I used a sharp blade to first score the backing paper and then carefully cut out the foam. Actually, it wasn't that hard since the neoprene rubber foam is pretty dense, which made the process a lot easier.

The red arrow in the photo above shows the LHS foam in place. This will greatly enhance the distribution of ram air by directing it through the radiator.

And the photo below shows the finished product with the radiator core support to shroud upper bracket installed.

The photo above shows the RHS of the same area. The portion of foam and adhesive I removed is hardly noticeable, and not having adhesive exposed will help the area to remain clean.

The following video shows you all the steps I took to make and install my own 1x1-inch neoprene rubber foam radiator-to-core-support seals.


As I mentioned earlier, I ordered these seals from Zip Corvette Parts, and I made sure they were the right ones for my Vette which has the L-48 engine. There are lots of seals available, so make sure to get the right one for your car if you need to install new ones.

When I received mine, I have to admit that I was a bit confused as to how they were supposed to be installed. There are no instructions included and I found a little bit of information online which gave me a better general understanding.

According to the Assembly Manual, it seems they are secured by one fastener each, but the seals do not have provisions for such fasteners, although installing one would be a matter of carefully poking an awl through and then install the fastener.

The next two photos show the seals I had installed a long time ago which were too short and provided little if any help.

I then tried to improve on my design by adding "extensions" to them but, again, they did nothing to seal the huge opening between the top of the radiator support and the hood. They also looked hideous!

Factory-correct seals, on the other hand, are shaped in such a way that they reach and seal against the hood properly to block ram air from getting past the radiator and being wasted in the engine bay.

As the photo above shows, they do not have an adhesive backing as the center filler foam strip next to them, which either requires the use of a fastener or, as I chose to do, use spray adhesive so I could attach them properly and to my liking.

The next two photos show the driver's side seal being test-fitted to the top of the radiator core support. I also added a couple of small foam cubes to the ends of each seal to close a small gap between the seals and the snorkel.

The photo above shows how the seals must follow the contour of the core support to fit properly. And you can also see how they are shaped to seal the step-down portion of the inner hood.

I did not want my new seals to show spray glue overspray, so I masked them to keep the sides protected. The video below also explains and shows this in more detail.

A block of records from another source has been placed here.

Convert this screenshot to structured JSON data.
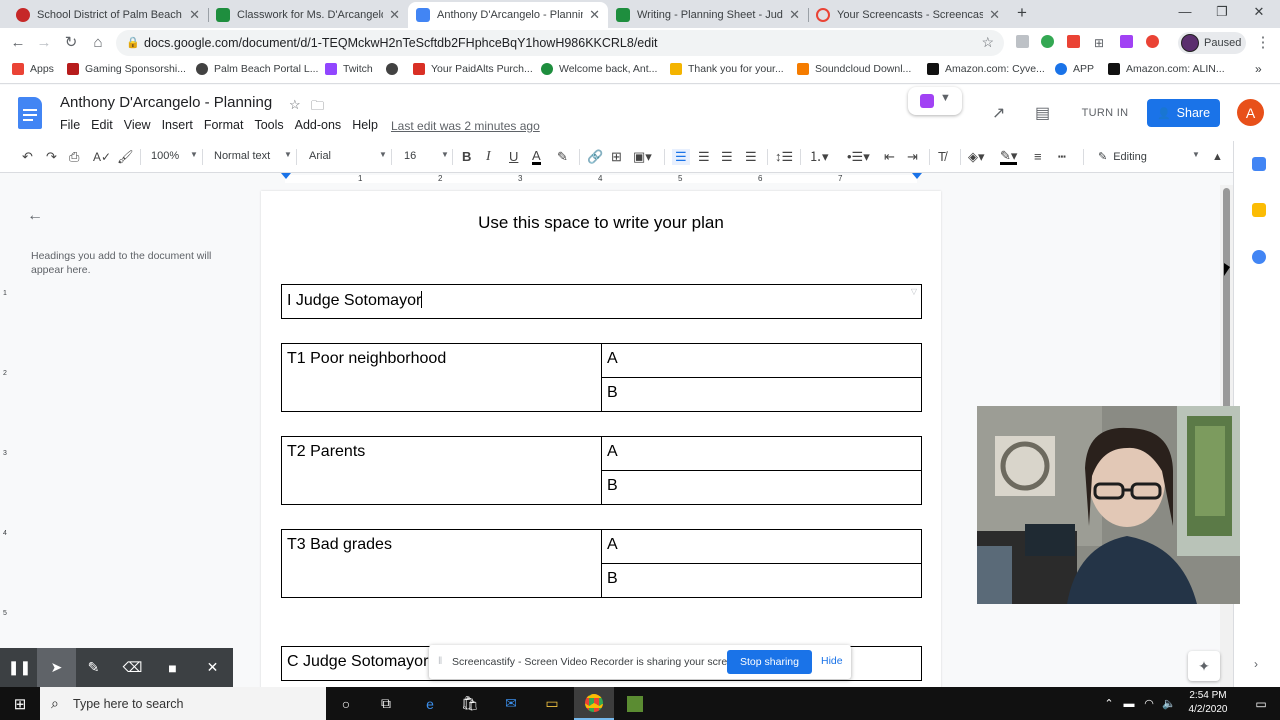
{
  "browser": {
    "tabs": [
      {
        "title": "School District of Palm Beach Co",
        "favicon_color": "#c62828"
      },
      {
        "title": "Classwork for Ms. D'Arcangelo - ",
        "favicon_color": "#1e8e3e"
      },
      {
        "title": "Anthony D'Arcangelo - Planning",
        "favicon_color": "#4285f4"
      },
      {
        "title": "Writing - Planning Sheet - Judge",
        "favicon_color": "#1e8e3e"
      },
      {
        "title": "Your Screencasts - Screencastify",
        "favicon_color": "#ea4335"
      }
    ],
    "url": "docs.google.com/document/d/1-TEQMckwH2nTeScftdb2FHphceBqY1howH986KKCRL8/edit",
    "profile_label": "Paused",
    "bookmarks": [
      {
        "label": "Apps",
        "color": "#ea4335"
      },
      {
        "label": "Gaming Sponsorshi...",
        "color": "#b71c1c"
      },
      {
        "label": "Palm Beach Portal L...",
        "color": "#424242"
      },
      {
        "label": "Twitch",
        "color": "#9146ff"
      },
      {
        "label": "",
        "color": "#424242"
      },
      {
        "label": "Your PaidAlts Purch...",
        "color": "#d93025"
      },
      {
        "label": "Welcome back, Ant...",
        "color": "#1e8e3e"
      },
      {
        "label": "Thank you for your...",
        "color": "#f4b400"
      },
      {
        "label": "Soundcloud Downl...",
        "color": "#f57c00"
      },
      {
        "label": "Amazon.com: Cyve...",
        "color": "#111111"
      },
      {
        "label": "APP",
        "color": "#1a73e8"
      },
      {
        "label": "Amazon.com: ALIN...",
        "color": "#111111"
      }
    ]
  },
  "docs": {
    "title": "Anthony D'Arcangelo - Planning",
    "menus": [
      "File",
      "Edit",
      "View",
      "Insert",
      "Format",
      "Tools",
      "Add-ons",
      "Help"
    ],
    "last_edit": "Last edit was 2 minutes ago",
    "turn_in_label": "TURN IN",
    "share_label": "Share",
    "avatar_letter": "A",
    "toolbar": {
      "zoom": "100%",
      "style": "Normal text",
      "font": "Arial",
      "size": "16",
      "mode": "Editing"
    },
    "ruler": [
      "1",
      "2",
      "3",
      "4",
      "5",
      "6",
      "7"
    ],
    "left_ruler": [
      "1",
      "2",
      "3",
      "4",
      "5"
    ],
    "outline_hint": "Headings you add to the document will appear here."
  },
  "page": {
    "heading": "Use this space to write your plan",
    "intro": "I Judge Sotomayor",
    "topics": [
      {
        "label": "T1 Poor neighborhood",
        "a": "A",
        "b": "B"
      },
      {
        "label": "T2 Parents",
        "a": "A",
        "b": "B"
      },
      {
        "label": "T3 Bad grades",
        "a": "A",
        "b": "B"
      }
    ],
    "conclusion": "C Judge Sotomayor"
  },
  "screencastify": {
    "notice": "Screencastify - Screen Video Recorder is sharing your screen.",
    "stop_label": "Stop sharing",
    "hide_label": "Hide"
  },
  "taskbar": {
    "search_placeholder": "Type here to search",
    "time": "2:54 PM",
    "date": "4/2/2020"
  }
}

I used 3M Hi-Strength 90 Spray Adhesive, which is labeled as "permanent." So my guess is that if I ever need to remove the seals for whatever reason—something I consider unlikely—I would need new seals.

The picture above shows the bottom edge of the seal after one coat of adhesive. However, for the driver's side seal, I decided to leave a few inches of the seal near the hood hinge free of glue since it wasn't really needed in that area. I explain and show that in the video

The photo above shows the RHS seal glued in place after spending several hours with the hood closed. You can see a couple of areas where a portion of the hood, as well as one of the hinge bolts, made impressions on the surface. This indicates that the seal is doing its job properly.

That's it for now. I hope you find this article and videos helpful.

Thank you for following my '76 Vette Blog!